For question #1, one might intuitively say, “$1.00 plus $0.10 is $1.10, therefore a ball costs $0.10“. While this is quite intuitive, it is also incorrect. A person who is more thorough might respond that the ball actually costs $0.05 (.05+(1+.05)=1.1). The correct answer is the ball costs $0.05.

For question #2, an intuitive response would be that “5=5=5 so 100=100=100“. However, if it takes a single machine 5 minutes to make a single widget, even a million machines can make a million widgets in 5 minutes. The correct answer is therefore 5 minutes.

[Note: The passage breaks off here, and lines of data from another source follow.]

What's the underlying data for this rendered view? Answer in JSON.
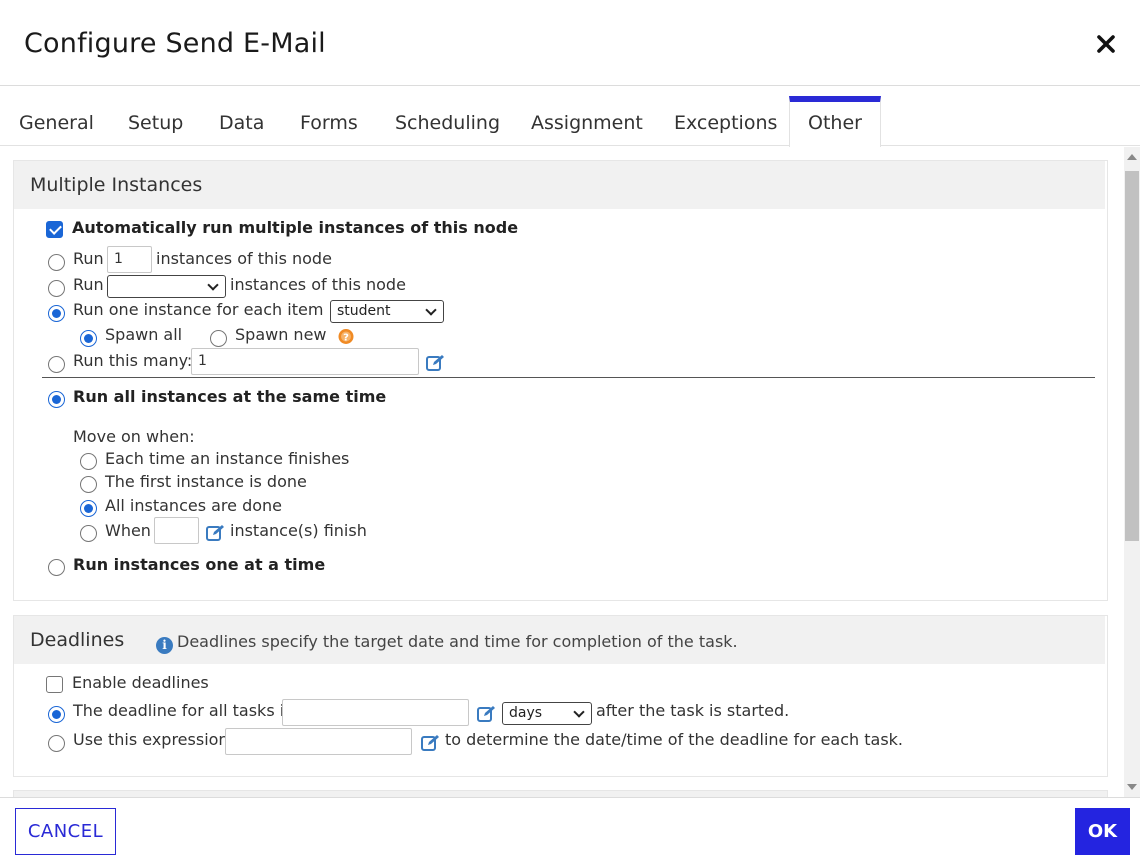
{
  "dialog": {
    "title": "Configure Send E-Mail",
    "close_icon": "close-icon"
  },
  "tabs": [
    {
      "label": "General"
    },
    {
      "label": "Setup"
    },
    {
      "label": "Data"
    },
    {
      "label": "Forms"
    },
    {
      "label": "Scheduling"
    },
    {
      "label": "Assignment"
    },
    {
      "label": "Exceptions"
    },
    {
      "label": "Other",
      "active": true
    }
  ],
  "multiple_instances": {
    "title": "Multiple Instances",
    "auto_run": {
      "label": "Automatically run multiple instances of this node",
      "checked": true
    },
    "run_count": {
      "prefix": "Run",
      "value": "1",
      "suffix": "instances of this node",
      "selected": false
    },
    "run_select": {
      "prefix": "Run",
      "value": "",
      "suffix": "instances of this node",
      "selected": false
    },
    "run_each": {
      "prefix": "Run one instance for each item in",
      "value": "student",
      "selected": true
    },
    "spawn_all": {
      "label": "Spawn all",
      "selected": true
    },
    "spawn_new": {
      "label": "Spawn new",
      "selected": false
    },
    "run_many": {
      "prefix": "Run this many:",
      "value": "1",
      "selected": false
    },
    "same_time": {
      "label": "Run all instances at the same time",
      "selected": true
    },
    "move_on_label": "Move on when:",
    "move_on": [
      {
        "label": "Each time an instance finishes",
        "selected": false
      },
      {
        "label": "The first instance is done",
        "selected": false
      },
      {
        "label": "All instances are done",
        "selected": true
      }
    ],
    "when": {
      "prefix": "When",
      "value": "",
      "suffix": "instance(s) finish",
      "selected": false
    },
    "one_at_a_time": {
      "label": "Run instances one at a time",
      "selected": false
    }
  },
  "deadlines": {
    "title": "Deadlines",
    "note": "Deadlines specify the target date and time for completion of the task.",
    "enable": {
      "label": "Enable deadlines",
      "checked": false
    },
    "fixed": {
      "prefix": "The deadline for all tasks is",
      "value": "",
      "unit": "days",
      "suffix": "after the task is started.",
      "selected": true
    },
    "expression": {
      "prefix": "Use this expression",
      "value": "",
      "suffix": "to determine the date/time of the deadline for each task.",
      "selected": false
    }
  },
  "footer": {
    "cancel_label": "CANCEL",
    "ok_label": "OK"
  },
  "colors": {
    "accent": "#2a2ad6",
    "radio": "#1a66d6",
    "edit_icon": "#3a7bc0",
    "info_icon": "#3a7bc0",
    "warning_icon": "#f08a24"
  }
}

For question #3, the common intuitive response would be, “half the pond would be covered in half the time, so 48/2=24 days“. However, this ignores the exponential growth of the lily pads. Try working it backwards, if the pond is covered after 48 days, and they double in size every day, then day 47 would be half covered. The correct answer is 47 days.

How do you compare?

How many did you get right? Compare your score to the below averages for various colleges.

  • Massachusetts Institute of Technology: 2.18
  • Princeton University: 1.63
  • Harvard University: 1.43
  • Web-based studies: 1.10
  • Michigan State University: 0.79

Please note that even if you missed them all, don’t fret, it’s obviously not a full IQ test. I would imagine that getting each question is a bit like adding a few more points to an average IQ score. Besides, how much credence can you give some odd paper?

Regardless, I am pretty sure I cheated and saw these all before the test. But I feel like I can be pretty impatient at times. Isn’t knowing half the batttle?

Posted October 28, 2008 @ 2:55 pm under Interesting.